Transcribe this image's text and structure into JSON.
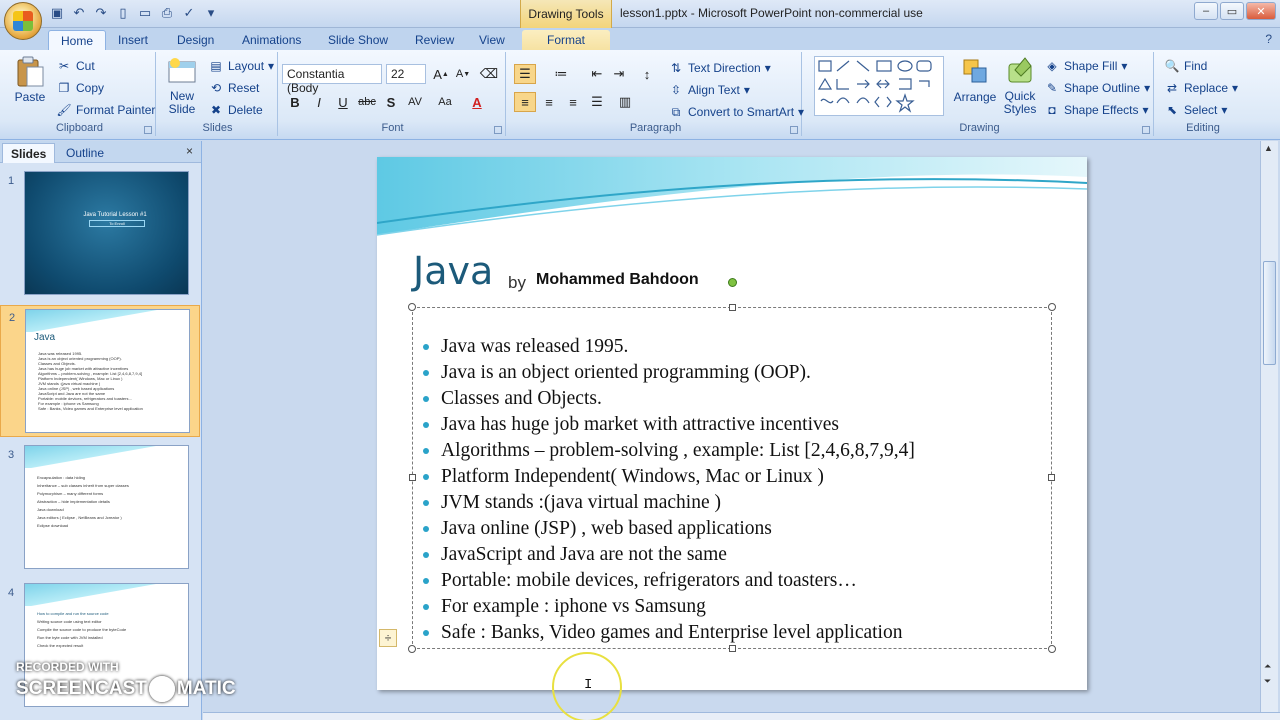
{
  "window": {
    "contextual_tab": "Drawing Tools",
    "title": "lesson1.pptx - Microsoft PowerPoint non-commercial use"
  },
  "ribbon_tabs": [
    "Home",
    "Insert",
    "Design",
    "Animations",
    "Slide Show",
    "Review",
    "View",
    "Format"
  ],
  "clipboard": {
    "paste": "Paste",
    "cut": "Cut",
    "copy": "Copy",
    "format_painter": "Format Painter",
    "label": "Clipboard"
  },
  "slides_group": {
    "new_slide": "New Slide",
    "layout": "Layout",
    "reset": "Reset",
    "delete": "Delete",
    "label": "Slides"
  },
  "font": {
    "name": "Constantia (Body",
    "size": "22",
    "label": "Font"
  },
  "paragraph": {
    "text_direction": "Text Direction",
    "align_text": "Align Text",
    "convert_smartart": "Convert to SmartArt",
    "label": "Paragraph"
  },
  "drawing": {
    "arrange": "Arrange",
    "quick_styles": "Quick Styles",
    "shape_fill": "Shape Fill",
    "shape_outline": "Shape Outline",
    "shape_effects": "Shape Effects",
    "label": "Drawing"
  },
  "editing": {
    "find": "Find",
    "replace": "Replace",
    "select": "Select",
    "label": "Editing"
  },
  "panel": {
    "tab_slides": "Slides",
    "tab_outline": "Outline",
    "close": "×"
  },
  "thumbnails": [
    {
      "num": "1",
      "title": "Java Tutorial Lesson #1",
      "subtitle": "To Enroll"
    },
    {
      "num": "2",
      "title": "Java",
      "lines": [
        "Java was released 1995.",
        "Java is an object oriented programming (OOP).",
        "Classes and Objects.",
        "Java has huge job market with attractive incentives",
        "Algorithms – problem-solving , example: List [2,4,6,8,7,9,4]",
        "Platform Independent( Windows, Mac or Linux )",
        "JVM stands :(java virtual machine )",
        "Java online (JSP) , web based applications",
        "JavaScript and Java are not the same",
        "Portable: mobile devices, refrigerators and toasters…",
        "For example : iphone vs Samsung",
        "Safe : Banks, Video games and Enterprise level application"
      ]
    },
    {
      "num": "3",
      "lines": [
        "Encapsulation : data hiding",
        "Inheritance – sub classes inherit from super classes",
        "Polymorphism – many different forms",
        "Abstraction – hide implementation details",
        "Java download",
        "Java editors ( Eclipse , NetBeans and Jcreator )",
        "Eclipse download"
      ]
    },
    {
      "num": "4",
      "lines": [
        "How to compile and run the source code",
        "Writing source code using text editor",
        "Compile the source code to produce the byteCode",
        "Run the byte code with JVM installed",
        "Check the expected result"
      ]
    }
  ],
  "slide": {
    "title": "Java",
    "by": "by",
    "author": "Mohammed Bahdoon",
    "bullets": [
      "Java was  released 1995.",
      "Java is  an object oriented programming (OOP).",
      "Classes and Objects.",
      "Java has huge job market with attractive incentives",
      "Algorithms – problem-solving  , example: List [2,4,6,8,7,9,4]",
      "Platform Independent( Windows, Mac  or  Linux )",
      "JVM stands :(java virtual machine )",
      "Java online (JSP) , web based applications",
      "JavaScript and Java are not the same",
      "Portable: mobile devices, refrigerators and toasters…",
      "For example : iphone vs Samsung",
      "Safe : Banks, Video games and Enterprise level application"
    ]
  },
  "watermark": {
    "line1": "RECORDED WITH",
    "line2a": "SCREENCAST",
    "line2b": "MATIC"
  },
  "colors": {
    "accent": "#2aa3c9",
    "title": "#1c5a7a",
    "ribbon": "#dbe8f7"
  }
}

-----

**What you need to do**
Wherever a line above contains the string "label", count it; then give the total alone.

**Response**
6